For more information about this media release or to obtain an embargoed copy of ‘Sustainable growth in the UK: Seizing opportunities from technological change and the transition to a low-carbon economy’, please contact Bob Ward on +44 (0) 7811 320346 or r.e.ward@lse.ac.uk

NOTES FOR EDITORS

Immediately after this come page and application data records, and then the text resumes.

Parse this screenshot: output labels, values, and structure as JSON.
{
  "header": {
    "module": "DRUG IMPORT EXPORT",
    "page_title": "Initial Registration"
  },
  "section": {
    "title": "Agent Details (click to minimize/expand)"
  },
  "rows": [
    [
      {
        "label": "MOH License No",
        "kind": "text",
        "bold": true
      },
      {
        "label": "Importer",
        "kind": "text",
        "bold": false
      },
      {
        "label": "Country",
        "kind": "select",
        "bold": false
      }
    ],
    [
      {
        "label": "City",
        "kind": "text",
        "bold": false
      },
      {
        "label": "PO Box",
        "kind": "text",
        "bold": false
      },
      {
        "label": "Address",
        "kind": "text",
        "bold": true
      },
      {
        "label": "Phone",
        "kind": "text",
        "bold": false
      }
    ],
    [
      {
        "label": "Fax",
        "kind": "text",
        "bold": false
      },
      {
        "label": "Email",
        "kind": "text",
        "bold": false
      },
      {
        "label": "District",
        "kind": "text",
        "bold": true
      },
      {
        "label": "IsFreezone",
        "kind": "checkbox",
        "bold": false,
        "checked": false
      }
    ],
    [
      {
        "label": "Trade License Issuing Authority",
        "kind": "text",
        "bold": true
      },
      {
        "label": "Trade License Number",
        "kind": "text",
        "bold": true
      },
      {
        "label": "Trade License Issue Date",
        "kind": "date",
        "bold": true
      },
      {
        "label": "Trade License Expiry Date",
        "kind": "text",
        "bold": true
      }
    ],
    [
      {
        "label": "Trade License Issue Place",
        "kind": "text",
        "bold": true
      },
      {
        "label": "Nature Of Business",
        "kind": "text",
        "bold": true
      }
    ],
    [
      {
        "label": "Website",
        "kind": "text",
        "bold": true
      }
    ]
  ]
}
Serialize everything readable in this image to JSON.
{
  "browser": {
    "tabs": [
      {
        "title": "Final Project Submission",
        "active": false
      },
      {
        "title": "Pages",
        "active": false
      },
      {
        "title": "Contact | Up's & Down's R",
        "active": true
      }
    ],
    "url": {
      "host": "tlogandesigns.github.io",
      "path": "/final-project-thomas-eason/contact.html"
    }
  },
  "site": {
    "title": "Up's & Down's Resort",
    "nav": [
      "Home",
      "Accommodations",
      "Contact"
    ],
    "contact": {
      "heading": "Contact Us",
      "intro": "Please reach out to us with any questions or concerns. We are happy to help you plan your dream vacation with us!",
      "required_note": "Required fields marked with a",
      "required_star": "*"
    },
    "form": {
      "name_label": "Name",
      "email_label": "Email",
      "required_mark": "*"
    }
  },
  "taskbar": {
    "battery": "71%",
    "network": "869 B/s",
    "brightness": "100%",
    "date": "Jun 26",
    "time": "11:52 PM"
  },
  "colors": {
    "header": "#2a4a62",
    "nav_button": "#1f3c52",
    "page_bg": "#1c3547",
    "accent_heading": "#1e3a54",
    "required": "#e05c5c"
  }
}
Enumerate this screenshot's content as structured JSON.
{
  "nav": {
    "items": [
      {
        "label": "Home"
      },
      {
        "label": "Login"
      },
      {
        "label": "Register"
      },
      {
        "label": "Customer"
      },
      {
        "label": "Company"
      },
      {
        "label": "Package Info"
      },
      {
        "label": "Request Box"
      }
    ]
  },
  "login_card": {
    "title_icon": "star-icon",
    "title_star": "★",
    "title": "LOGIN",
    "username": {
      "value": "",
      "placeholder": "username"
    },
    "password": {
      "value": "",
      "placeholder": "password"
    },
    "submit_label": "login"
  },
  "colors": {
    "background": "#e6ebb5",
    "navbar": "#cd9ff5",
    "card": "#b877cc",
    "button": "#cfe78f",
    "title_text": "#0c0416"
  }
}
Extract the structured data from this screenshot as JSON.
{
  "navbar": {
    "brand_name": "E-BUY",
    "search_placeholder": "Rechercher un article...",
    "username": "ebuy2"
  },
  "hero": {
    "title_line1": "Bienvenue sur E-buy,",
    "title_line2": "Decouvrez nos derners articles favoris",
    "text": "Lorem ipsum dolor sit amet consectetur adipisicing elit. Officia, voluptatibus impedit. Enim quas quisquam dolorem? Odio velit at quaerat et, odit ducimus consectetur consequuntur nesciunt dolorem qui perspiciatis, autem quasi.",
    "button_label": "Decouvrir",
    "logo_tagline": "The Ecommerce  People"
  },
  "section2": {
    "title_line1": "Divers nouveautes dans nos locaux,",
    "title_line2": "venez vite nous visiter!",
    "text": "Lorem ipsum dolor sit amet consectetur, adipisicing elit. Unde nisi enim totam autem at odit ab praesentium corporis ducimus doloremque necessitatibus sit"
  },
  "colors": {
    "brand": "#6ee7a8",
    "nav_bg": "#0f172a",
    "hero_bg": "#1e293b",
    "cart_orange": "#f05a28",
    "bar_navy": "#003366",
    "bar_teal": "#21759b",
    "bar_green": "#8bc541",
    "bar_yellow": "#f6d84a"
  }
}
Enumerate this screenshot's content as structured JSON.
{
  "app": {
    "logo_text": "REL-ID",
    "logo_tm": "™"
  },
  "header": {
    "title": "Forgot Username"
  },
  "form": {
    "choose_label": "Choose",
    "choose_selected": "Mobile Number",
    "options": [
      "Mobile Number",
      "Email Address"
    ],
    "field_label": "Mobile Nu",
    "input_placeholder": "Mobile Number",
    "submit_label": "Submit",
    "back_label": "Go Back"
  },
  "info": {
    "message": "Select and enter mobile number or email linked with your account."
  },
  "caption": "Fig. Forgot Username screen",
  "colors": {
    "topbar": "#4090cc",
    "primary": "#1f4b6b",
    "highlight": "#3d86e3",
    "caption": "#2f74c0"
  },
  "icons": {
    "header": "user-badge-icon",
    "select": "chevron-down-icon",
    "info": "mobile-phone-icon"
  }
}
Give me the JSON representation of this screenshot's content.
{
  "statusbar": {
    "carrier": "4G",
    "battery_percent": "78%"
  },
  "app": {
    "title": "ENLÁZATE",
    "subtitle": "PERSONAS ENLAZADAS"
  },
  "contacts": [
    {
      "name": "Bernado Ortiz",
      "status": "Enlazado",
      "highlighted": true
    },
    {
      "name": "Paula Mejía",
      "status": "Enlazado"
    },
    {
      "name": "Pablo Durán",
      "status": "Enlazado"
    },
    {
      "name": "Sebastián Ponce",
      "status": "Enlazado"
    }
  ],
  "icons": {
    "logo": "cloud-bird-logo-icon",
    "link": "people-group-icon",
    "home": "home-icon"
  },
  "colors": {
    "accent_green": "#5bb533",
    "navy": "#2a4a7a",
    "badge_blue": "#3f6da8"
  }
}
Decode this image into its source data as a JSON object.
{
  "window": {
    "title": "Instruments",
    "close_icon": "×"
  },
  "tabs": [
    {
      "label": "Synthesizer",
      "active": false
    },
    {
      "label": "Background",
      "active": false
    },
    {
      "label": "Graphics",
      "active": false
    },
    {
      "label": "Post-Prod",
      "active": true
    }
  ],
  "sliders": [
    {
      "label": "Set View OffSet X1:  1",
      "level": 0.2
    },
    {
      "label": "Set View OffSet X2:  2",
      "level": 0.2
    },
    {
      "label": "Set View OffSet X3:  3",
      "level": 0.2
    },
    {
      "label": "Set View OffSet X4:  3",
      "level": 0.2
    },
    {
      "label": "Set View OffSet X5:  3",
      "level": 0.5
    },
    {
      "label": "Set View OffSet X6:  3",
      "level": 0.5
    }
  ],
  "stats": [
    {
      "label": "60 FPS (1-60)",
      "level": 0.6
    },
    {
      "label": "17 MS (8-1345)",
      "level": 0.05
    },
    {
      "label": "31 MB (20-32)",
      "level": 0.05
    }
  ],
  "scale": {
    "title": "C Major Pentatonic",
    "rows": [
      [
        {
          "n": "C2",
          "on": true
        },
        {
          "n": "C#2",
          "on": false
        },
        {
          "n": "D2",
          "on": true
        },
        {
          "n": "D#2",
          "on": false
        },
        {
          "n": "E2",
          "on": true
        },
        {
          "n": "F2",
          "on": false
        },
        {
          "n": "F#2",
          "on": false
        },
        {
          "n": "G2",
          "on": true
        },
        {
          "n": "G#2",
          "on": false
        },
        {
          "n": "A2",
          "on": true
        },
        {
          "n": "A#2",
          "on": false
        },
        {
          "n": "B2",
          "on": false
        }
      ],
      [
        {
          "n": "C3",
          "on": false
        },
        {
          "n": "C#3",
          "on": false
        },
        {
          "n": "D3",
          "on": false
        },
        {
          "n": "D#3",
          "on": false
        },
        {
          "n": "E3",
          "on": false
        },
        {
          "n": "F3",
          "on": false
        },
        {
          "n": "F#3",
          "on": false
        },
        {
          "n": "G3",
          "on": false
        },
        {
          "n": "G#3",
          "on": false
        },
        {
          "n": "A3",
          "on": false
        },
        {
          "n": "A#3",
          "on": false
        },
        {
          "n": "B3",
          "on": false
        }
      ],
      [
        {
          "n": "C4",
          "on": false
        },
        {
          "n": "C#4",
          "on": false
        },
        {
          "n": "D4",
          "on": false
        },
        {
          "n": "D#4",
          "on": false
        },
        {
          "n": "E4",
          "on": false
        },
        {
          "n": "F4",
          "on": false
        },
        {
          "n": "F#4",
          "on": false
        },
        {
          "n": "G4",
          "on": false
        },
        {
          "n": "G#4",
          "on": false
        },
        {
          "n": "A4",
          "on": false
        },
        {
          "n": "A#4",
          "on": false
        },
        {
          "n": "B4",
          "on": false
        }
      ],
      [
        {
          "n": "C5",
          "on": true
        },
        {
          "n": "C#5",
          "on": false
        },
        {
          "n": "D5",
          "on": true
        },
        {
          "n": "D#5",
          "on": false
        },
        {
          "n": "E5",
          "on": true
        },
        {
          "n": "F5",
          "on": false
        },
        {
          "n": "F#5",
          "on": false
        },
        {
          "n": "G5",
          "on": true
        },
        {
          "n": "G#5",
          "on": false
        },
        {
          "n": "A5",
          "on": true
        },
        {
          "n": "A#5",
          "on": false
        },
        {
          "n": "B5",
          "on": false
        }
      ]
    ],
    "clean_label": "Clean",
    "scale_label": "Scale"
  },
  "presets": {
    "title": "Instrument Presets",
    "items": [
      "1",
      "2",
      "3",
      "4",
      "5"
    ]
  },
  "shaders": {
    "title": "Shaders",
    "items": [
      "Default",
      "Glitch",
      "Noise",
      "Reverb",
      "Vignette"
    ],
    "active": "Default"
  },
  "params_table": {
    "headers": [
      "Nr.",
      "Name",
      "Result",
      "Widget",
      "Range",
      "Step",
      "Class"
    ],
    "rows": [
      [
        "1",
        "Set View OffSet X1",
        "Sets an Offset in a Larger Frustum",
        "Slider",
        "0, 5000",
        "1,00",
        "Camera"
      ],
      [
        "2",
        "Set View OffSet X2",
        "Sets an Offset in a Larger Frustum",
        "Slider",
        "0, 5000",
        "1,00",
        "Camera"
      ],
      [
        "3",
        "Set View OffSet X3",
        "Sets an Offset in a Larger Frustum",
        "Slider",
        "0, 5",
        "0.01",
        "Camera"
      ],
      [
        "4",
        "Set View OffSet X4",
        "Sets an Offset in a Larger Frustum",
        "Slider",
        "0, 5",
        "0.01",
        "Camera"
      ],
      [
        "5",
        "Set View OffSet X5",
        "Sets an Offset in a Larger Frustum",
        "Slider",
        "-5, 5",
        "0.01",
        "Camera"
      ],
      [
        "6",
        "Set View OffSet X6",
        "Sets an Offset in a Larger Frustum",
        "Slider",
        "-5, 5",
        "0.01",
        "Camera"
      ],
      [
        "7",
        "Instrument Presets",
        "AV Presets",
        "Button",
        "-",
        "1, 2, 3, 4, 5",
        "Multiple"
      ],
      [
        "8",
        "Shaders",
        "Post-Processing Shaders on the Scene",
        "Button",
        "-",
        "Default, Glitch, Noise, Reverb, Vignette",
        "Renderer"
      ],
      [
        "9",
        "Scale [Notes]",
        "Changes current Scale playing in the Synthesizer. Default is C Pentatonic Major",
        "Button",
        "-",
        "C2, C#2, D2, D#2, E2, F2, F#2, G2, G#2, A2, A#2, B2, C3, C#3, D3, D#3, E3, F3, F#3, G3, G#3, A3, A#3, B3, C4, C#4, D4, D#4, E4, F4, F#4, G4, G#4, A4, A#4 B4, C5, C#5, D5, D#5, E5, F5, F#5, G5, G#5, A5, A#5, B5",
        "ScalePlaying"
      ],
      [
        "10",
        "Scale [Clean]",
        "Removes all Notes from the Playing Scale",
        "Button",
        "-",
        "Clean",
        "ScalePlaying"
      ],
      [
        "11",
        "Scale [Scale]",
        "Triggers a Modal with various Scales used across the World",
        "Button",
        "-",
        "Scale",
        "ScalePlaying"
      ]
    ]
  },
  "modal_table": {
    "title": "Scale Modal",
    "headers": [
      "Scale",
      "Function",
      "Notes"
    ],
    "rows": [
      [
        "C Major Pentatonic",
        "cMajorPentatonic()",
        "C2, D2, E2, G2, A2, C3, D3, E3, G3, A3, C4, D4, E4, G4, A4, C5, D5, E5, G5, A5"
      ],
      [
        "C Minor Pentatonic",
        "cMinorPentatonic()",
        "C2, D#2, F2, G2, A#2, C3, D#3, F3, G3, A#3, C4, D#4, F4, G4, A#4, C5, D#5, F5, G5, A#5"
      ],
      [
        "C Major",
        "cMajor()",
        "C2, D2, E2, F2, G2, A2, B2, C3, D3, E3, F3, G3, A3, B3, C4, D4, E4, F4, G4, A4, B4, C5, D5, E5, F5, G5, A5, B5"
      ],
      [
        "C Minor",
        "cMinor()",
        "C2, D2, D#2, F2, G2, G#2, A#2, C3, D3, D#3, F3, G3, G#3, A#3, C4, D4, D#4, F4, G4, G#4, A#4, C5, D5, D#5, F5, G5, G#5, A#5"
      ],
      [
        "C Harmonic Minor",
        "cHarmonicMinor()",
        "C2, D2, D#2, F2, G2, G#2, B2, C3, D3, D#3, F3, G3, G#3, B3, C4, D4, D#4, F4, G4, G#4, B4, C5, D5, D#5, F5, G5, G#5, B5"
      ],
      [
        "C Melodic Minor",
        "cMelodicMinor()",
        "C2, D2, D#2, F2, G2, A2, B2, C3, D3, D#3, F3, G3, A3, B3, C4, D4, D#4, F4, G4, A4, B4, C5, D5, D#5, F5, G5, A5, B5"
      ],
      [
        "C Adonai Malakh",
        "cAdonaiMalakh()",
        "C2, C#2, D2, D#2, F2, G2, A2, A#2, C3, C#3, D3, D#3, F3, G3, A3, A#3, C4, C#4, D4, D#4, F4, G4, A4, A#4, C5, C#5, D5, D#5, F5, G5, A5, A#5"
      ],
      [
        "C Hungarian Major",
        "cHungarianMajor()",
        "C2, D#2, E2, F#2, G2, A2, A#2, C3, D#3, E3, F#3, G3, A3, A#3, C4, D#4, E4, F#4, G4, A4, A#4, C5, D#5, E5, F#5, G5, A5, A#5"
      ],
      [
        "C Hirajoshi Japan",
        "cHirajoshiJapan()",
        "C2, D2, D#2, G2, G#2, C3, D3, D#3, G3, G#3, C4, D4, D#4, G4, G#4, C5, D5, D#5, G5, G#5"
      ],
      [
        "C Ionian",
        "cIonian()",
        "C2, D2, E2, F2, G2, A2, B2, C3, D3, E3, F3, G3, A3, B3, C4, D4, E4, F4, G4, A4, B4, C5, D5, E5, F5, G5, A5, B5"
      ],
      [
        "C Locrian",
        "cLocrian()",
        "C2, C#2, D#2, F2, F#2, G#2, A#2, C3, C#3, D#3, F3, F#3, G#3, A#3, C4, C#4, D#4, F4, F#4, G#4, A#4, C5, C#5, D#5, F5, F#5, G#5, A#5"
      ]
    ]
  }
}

  1. The Grantham Research Institute on Climate Change and the Environment (http://www.lse.ac.uk/grantham) was launched at the London School of Economics and Political Science in October 2008. It is funded by The Grantham Foundation for the Protection of the Environment (http://www.granthamfoundation.org/).
  2. The ESRC Centre for Climate Change Economics and Policy (http://www.cccep.ac.uk/) is hosted by the University of Leeds and the London School of Economics and Political Science. It is funded by the UK Economic and Social Research Council (http://www.esrc.ac.uk/). The Centre’s mission is to advance public and private action on climate change through rigorous, innovative research.
  3. Established at the London School of Economics and Political Science in 1990, the Centre for Economic Performance (http://cep.lse.ac.uk/) is one of Europe’s leading economic research centres. Comprising some 90 faculty, research staff and doctoral students, the Centre studies the determinants of economic performance at the level of the company, the nation and the global economy by focusing on the major links between globalisation, technology, the educational system and the labour market and their impact on productivity, inequality, employment, stability and wellbeing. Since 2018 the Centre has been recognised as a global centre of excellence by its main funders, the UK Economic and Social Research Council, and granted official ESRC Research Institute status.
  4. The LSE Growth Commission (http://www.lse.ac.uk/researchAndExpertise/units/growthCommission/aboutUs/home.aspx) was set up to provide authoritative and evidence-based policy recommendations that target sustainable and inclusive long-term growth in the UK.

-ENDS-